*Prompt*: Return each line of the records below in which the string "text" turns up.

*Source records*:
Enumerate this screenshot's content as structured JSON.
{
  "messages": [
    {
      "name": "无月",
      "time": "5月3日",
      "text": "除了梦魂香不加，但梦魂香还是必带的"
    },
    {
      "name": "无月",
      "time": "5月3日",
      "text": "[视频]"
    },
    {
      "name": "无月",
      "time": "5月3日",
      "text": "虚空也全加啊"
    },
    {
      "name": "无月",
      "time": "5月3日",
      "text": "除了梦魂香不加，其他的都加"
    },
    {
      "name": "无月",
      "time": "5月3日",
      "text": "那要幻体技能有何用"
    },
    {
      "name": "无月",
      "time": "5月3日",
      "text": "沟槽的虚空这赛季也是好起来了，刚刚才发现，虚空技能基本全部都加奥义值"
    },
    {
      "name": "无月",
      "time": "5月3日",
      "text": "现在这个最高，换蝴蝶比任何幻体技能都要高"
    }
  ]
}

*Expected answer*:
      "text": "除了梦魂香不加，但梦魂香还是必带的"
      "text": "[视频]"
      "text": "虚空也全加啊"
      "text": "除了梦魂香不加，其他的都加"
      "text": "那要幻体技能有何用"
      "text": "沟槽的虚空这赛季也是好起来了，刚刚才发现，虚空技能基本全部都加奥义值"
      "text": "现在这个最高，换蝴蝶比任何幻体技能都要高"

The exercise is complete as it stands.